Firefighter I

This baseline level of training ensures firefighters possess the foundational knowledge and competencies needed to be on the scene of a fire. They must still work under the direct supervision of a qualified superior, but this qualification helps them demonstrate their ability to perform basic duties. Costs vary; at South Bay Regional Public Safety Training, estimated expenses total $4,579.

Firefighter II

Emergency Medical Technician (EMT)

Emergency Medical Responder (EMR)


Hazmat Awareness

Wildland Firefighter

Step 5

Consider Earning a Degree in Fire Science

While no fire station will turn down your application to volunteer simply because you don’t possess a degree in fire science, earning this qualification at any level can give you the opportunity to advance your career or even transition into paid firefighting roles down the line.
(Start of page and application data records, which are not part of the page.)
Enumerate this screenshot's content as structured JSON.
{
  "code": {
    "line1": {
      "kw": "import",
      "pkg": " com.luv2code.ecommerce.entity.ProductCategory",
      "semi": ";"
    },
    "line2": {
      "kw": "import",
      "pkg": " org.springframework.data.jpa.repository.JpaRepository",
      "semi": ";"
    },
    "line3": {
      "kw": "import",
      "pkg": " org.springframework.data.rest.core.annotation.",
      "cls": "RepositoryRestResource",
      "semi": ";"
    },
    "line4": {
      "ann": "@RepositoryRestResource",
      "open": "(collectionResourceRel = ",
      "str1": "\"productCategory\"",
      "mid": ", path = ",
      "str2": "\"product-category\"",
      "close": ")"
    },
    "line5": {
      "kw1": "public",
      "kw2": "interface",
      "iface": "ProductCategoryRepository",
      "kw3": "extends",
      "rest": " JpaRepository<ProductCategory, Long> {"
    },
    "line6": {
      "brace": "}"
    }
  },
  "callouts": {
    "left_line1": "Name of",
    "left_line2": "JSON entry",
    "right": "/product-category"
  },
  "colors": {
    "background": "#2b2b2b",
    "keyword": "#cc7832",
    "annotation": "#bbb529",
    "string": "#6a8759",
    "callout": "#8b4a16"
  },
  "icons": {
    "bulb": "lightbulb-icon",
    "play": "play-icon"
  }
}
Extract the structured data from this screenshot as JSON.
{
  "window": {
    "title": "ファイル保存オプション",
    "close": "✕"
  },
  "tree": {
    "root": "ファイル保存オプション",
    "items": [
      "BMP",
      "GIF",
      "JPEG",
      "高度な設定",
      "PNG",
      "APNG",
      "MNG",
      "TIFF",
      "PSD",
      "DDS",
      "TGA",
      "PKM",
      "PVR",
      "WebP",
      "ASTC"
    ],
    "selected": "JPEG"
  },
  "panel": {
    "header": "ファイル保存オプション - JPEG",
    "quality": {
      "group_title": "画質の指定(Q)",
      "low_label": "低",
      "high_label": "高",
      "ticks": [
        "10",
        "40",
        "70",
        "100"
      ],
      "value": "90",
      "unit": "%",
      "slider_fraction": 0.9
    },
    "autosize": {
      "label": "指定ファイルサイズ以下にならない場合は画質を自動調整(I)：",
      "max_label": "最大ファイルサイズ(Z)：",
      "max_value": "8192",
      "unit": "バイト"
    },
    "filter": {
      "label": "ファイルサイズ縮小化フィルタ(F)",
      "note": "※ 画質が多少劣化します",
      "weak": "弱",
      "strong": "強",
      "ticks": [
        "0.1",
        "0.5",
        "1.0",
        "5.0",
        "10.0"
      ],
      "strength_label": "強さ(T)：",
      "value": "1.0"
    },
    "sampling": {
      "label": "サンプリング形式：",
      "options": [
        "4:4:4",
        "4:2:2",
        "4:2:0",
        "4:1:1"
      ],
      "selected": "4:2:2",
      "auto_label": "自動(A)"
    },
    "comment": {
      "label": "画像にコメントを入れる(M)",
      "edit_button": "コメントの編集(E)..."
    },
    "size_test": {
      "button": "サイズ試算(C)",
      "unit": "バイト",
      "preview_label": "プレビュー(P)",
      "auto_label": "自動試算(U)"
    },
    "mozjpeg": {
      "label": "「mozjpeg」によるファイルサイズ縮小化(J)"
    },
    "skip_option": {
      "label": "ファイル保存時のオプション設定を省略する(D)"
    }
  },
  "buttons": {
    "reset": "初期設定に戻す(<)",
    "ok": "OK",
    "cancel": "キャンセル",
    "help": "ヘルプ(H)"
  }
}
Even if working as a full-time firefighter may not be your ultimate professional goal, this credential can help you qualify for several fascinating related jobs that may better fit your interests. Below we’ve reviewed some common jobs related to fire science, the education required to pursue them, and the average salary potential.

CareerDegree RequiredAverage Salary
FirefighterHigh School Diploma$49,620
Fire Investigator Associate or Bachelor’s in Fire Science$60,200
Emergency Management DirectorBachelor’s Degree in Emergency Preparedness$74,420
EMT/Paramedic High School Diploma$34,320

Learn everything you need to know about earning your degree in fire science on our fire science hub page. 

Volunteer Firefighter FAQs

Before taking the plunge and applying to work as a volunteer firefighter, you probably have some questions about the process and what to expect once you begin volunteering. The best way to find specific answers is to contact your local fire department, as your state’s requirements will likely be different from stations located elsewhere. Here are some answers to the most commonly asked questions by volunteer firefighter hopefuls.

How Long Does It Take to Become a Volunteer Firefighter?

The answer to this question depends on what types of training your local station requires you to possess before sending you out on calls. In addition to monthly and/or quarterly training sessions for all volunteers, those just joining the force usually spend two to six months completing courses and training to learn appropriate responses to a myriad of situations commonly encountered by firefighters. Some training may be done online while other parts must be done in-person. Learners must also pass written and physical tests to demonstrate their mastery of knowledge and techniques.

Do Volunteer Firefighters Get Paid?

How Much Does It Cost to Become a Volunteer Firefighter?

Do You Have to be an EMT to Work as a Volunteer Firefighter?

Do Volunteer Firefighters Receive the Same Training as Regular Firefighters?

Is There Online Training for Volunteer Firefighters?